**EXERCISE REQUIREMENTS:**
In your answer, print every record exactly as it is written.

**Dataset rows describing interfaces:**
--------------------------------------------------
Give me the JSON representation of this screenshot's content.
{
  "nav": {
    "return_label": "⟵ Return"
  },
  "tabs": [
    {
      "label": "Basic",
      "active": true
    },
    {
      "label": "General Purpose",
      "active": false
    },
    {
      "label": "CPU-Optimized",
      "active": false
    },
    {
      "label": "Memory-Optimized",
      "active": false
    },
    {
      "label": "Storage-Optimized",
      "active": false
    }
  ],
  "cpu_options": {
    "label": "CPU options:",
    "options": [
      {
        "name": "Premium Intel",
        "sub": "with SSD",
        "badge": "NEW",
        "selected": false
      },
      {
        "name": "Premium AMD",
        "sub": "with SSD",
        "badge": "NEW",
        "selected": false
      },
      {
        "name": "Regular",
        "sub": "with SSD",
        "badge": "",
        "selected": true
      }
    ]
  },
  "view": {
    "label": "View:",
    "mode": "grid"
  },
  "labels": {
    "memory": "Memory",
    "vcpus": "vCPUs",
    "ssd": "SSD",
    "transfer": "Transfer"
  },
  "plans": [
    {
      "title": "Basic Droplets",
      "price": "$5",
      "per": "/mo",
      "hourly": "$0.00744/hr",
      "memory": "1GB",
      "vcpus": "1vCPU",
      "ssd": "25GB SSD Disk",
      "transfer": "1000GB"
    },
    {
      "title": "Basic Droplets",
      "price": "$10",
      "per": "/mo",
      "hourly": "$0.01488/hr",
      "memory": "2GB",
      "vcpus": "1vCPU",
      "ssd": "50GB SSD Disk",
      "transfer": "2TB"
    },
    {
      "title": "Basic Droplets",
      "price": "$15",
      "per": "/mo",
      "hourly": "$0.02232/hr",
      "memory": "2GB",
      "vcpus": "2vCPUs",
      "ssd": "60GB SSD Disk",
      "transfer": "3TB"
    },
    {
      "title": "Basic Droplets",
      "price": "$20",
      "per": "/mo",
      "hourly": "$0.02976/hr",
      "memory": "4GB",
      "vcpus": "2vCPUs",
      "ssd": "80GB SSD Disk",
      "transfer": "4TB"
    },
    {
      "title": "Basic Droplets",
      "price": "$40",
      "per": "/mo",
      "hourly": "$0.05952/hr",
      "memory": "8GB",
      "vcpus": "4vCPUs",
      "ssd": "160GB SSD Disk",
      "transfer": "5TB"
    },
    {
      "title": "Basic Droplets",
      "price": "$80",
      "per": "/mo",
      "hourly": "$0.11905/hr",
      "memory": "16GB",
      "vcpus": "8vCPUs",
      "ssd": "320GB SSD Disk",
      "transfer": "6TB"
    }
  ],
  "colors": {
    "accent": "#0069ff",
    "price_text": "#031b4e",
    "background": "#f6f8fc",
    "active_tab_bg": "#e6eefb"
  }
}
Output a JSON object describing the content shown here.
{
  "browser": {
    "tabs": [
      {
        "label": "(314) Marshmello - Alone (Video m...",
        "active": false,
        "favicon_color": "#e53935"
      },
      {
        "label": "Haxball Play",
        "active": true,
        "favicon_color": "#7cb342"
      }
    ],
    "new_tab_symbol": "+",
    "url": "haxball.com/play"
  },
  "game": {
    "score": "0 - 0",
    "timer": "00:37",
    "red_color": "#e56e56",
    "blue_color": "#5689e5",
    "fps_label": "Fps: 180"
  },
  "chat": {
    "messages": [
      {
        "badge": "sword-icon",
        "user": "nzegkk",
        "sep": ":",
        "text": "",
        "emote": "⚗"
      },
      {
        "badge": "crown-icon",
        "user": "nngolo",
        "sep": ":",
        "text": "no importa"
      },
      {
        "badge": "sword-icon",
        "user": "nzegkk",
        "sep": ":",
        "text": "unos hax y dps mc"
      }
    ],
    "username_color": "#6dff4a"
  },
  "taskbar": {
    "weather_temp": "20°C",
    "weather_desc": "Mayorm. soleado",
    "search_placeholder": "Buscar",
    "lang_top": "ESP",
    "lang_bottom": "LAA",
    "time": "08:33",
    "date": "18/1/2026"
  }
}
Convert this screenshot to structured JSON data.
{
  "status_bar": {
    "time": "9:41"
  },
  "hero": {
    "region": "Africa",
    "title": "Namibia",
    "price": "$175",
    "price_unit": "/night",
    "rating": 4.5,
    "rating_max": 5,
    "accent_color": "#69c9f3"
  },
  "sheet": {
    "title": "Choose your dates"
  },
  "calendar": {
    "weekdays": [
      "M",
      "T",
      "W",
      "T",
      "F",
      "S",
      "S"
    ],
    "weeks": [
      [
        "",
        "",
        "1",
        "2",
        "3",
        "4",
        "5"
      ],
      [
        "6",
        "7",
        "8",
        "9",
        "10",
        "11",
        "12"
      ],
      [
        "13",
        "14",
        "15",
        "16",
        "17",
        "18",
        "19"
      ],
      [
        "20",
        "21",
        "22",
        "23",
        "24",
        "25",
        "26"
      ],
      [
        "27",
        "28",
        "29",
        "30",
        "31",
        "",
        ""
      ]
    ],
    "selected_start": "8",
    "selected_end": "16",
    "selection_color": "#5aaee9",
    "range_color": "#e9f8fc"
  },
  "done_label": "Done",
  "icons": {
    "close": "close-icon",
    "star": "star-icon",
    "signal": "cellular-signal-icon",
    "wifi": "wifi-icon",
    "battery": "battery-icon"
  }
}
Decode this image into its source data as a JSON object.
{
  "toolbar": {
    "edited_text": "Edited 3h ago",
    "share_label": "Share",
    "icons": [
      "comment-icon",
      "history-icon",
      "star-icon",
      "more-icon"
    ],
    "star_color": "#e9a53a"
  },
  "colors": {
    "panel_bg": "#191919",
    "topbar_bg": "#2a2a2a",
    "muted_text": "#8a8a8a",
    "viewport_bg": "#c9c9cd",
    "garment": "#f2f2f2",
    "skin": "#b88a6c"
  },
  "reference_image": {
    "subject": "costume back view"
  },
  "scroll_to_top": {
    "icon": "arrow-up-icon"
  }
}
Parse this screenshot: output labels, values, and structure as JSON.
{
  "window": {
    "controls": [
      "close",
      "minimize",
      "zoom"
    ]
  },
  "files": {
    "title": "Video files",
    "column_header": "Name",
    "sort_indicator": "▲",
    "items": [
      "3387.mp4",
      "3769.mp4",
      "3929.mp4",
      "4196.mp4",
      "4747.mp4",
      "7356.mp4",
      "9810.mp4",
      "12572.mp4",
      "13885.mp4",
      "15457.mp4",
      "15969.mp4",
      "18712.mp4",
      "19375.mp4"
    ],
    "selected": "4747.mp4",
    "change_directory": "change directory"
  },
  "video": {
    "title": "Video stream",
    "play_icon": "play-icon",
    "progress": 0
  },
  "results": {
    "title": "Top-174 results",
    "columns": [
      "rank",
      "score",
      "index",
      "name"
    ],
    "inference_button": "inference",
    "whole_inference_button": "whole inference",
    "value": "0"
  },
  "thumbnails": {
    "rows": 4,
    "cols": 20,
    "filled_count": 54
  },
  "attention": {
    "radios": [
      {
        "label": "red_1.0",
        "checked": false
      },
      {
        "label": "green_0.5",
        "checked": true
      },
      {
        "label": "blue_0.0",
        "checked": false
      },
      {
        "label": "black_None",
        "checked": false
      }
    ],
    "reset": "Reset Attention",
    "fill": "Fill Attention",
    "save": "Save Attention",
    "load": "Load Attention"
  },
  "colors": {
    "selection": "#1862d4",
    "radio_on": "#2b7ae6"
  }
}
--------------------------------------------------
**TASK OUTPUT:**
Give me the JSON representation of this screenshot's content.
{
  "nav": {
    "return_label": "⟵ Return"
  },
  "tabs": [
    {
      "label": "Basic",
      "active": true
    },
    {
      "label": "General Purpose",
      "active": false
    },
    {
      "label": "CPU-Optimized",
      "active": false
    },
    {
      "label": "Memory-Optimized",
      "active": false
    },
    {
      "label": "Storage-Optimized",
      "active": false
    }
  ],
  "cpu_options": {
    "label": "CPU options:",
    "options": [
      {
        "name": "Premium Intel",
        "sub": "with SSD",
        "badge": "NEW",
        "selected": false
      },
      {
        "name": "Premium AMD",
        "sub": "with SSD",
        "badge": "NEW",
        "selected": false
      },
      {
        "name": "Regular",
        "sub": "with SSD",
        "badge": "",
        "selected": true
      }
    ]
  },
  "view": {
    "label": "View:",
    "mode": "grid"
  },
  "labels": {
    "memory": "Memory",
    "vcpus": "vCPUs",
    "ssd": "SSD",
    "transfer": "Transfer"
  },
  "plans": [
    {
      "title": "Basic Droplets",
      "price": "$5",
      "per": "/mo",
      "hourly": "$0.00744/hr",
      "memory": "1GB",
      "vcpus": "1vCPU",
      "ssd": "25GB SSD Disk",
      "transfer": "1000GB"
    },
    {
      "title": "Basic Droplets",
      "price": "$10",
      "per": "/mo",
      "hourly": "$0.01488/hr",
      "memory": "2GB",
      "vcpus": "1vCPU",
      "ssd": "50GB SSD Disk",
      "transfer": "2TB"
    },
    {
      "title": "Basic Droplets",
      "price": "$15",
      "per": "/mo",
      "hourly": "$0.02232/hr",
      "memory": "2GB",
      "vcpus": "2vCPUs",
      "ssd": "60GB SSD Disk",
      "transfer": "3TB"
    },
    {
      "title": "Basic Droplets",
      "price": "$20",
      "per": "/mo",
      "hourly": "$0.02976/hr",
      "memory": "4GB",
      "vcpus": "2vCPUs",
      "ssd": "80GB SSD Disk",
      "transfer": "4TB"
    },
    {
      "title": "Basic Droplets",
      "price": "$40",
      "per": "/mo",
      "hourly": "$0.05952/hr",
      "memory": "8GB",
      "vcpus": "4vCPUs",
      "ssd": "160GB SSD Disk",
      "transfer": "5TB"
    },
    {
      "title": "Basic Droplets",
      "price": "$80",
      "per": "/mo",
      "hourly": "$0.11905/hr",
      "memory": "16GB",
      "vcpus": "8vCPUs",
      "ssd": "320GB SSD Disk",
      "transfer": "6TB"
    }
  ],
  "colors": {
    "accent": "#0069ff",
    "price_text": "#031b4e",
    "background": "#f6f8fc",
    "active_tab_bg": "#e6eefb"
  }
}
Output a JSON object describing the content shown here.
{
  "browser": {
    "tabs": [
      {
        "label": "(314) Marshmello - Alone (Video m...",
        "active": false,
        "favicon_color": "#e53935"
      },
      {
        "label": "Haxball Play",
        "active": true,
        "favicon_color": "#7cb342"
      }
    ],
    "new_tab_symbol": "+",
    "url": "haxball.com/play"
  },
  "game": {
    "score": "0 - 0",
    "timer": "00:37",
    "red_color": "#e56e56",
    "blue_color": "#5689e5",
    "fps_label": "Fps: 180"
  },
  "chat": {
    "messages": [
      {
        "badge": "sword-icon",
        "user": "nzegkk",
        "sep": ":",
        "text": "",
        "emote": "⚗"
      },
      {
        "badge": "crown-icon",
        "user": "nngolo",
        "sep": ":",
        "text": "no importa"
      },
      {
        "badge": "sword-icon",
        "user": "nzegkk",
        "sep": ":",
        "text": "unos hax y dps mc"
      }
    ],
    "username_color": "#6dff4a"
  },
  "taskbar": {
    "weather_temp": "20°C",
    "weather_desc": "Mayorm. soleado",
    "search_placeholder": "Buscar",
    "lang_top": "ESP",
    "lang_bottom": "LAA",
    "time": "08:33",
    "date": "18/1/2026"
  }
}
Convert this screenshot to structured JSON data.
{
  "status_bar": {
    "time": "9:41"
  },
  "hero": {
    "region": "Africa",
    "title": "Namibia",
    "price": "$175",
    "price_unit": "/night",
    "rating": 4.5,
    "rating_max": 5,
    "accent_color": "#69c9f3"
  },
  "sheet": {
    "title": "Choose your dates"
  },
  "calendar": {
    "weekdays": [
      "M",
      "T",
      "W",
      "T",
      "F",
      "S",
      "S"
    ],
    "weeks": [
      [
        "",
        "",
        "1",
        "2",
        "3",
        "4",
        "5"
      ],
      [
        "6",
        "7",
        "8",
        "9",
        "10",
        "11",
        "12"
      ],
      [
        "13",
        "14",
        "15",
        "16",
        "17",
        "18",
        "19"
      ],
      [
        "20",
        "21",
        "22",
        "23",
        "24",
        "25",
        "26"
      ],
      [
        "27",
        "28",
        "29",
        "30",
        "31",
        "",
        ""
      ]
    ],
    "selected_start": "8",
    "selected_end": "16",
    "selection_color": "#5aaee9",
    "range_color": "#e9f8fc"
  },
  "done_label": "Done",
  "icons": {
    "close": "close-icon",
    "star": "star-icon",
    "signal": "cellular-signal-icon",
    "wifi": "wifi-icon",
    "battery": "battery-icon"
  }
}
Decode this image into its source data as a JSON object.
{
  "toolbar": {
    "edited_text": "Edited 3h ago",
    "share_label": "Share",
    "icons": [
      "comment-icon",
      "history-icon",
      "star-icon",
      "more-icon"
    ],
    "star_color": "#e9a53a"
  },
  "colors": {
    "panel_bg": "#191919",
    "topbar_bg": "#2a2a2a",
    "muted_text": "#8a8a8a",
    "viewport_bg": "#c9c9cd",
    "garment": "#f2f2f2",
    "skin": "#b88a6c"
  },
  "reference_image": {
    "subject": "costume back view"
  },
  "scroll_to_top": {
    "icon": "arrow-up-icon"
  }
}
Parse this screenshot: output labels, values, and structure as JSON.
{
  "window": {
    "controls": [
      "close",
      "minimize",
      "zoom"
    ]
  },
  "files": {
    "title": "Video files",
    "column_header": "Name",
    "sort_indicator": "▲",
    "items": [
      "3387.mp4",
      "3769.mp4",
      "3929.mp4",
      "4196.mp4",
      "4747.mp4",
      "7356.mp4",
      "9810.mp4",
      "12572.mp4",
      "13885.mp4",
      "15457.mp4",
      "15969.mp4",
      "18712.mp4",
      "19375.mp4"
    ],
    "selected": "4747.mp4",
    "change_directory": "change directory"
  },
  "video": {
    "title": "Video stream",
    "play_icon": "play-icon",
    "progress": 0
  },
  "results": {
    "title": "Top-174 results",
    "columns": [
      "rank",
      "score",
      "index",
      "name"
    ],
    "inference_button": "inference",
    "whole_inference_button": "whole inference",
    "value": "0"
  },
  "thumbnails": {
    "rows": 4,
    "cols": 20,
    "filled_count": 54
  },
  "attention": {
    "radios": [
      {
        "label": "red_1.0",
        "checked": false
      },
      {
        "label": "green_0.5",
        "checked": true
      },
      {
        "label": "blue_0.0",
        "checked": false
      },
      {
        "label": "black_None",
        "checked": false
      }
    ],
    "reset": "Reset Attention",
    "fill": "Fill Attention",
    "save": "Save Attention",
    "load": "Load Attention"
  },
  "colors": {
    "selection": "#1862d4",
    "radio_on": "#2b7ae6"
  }
}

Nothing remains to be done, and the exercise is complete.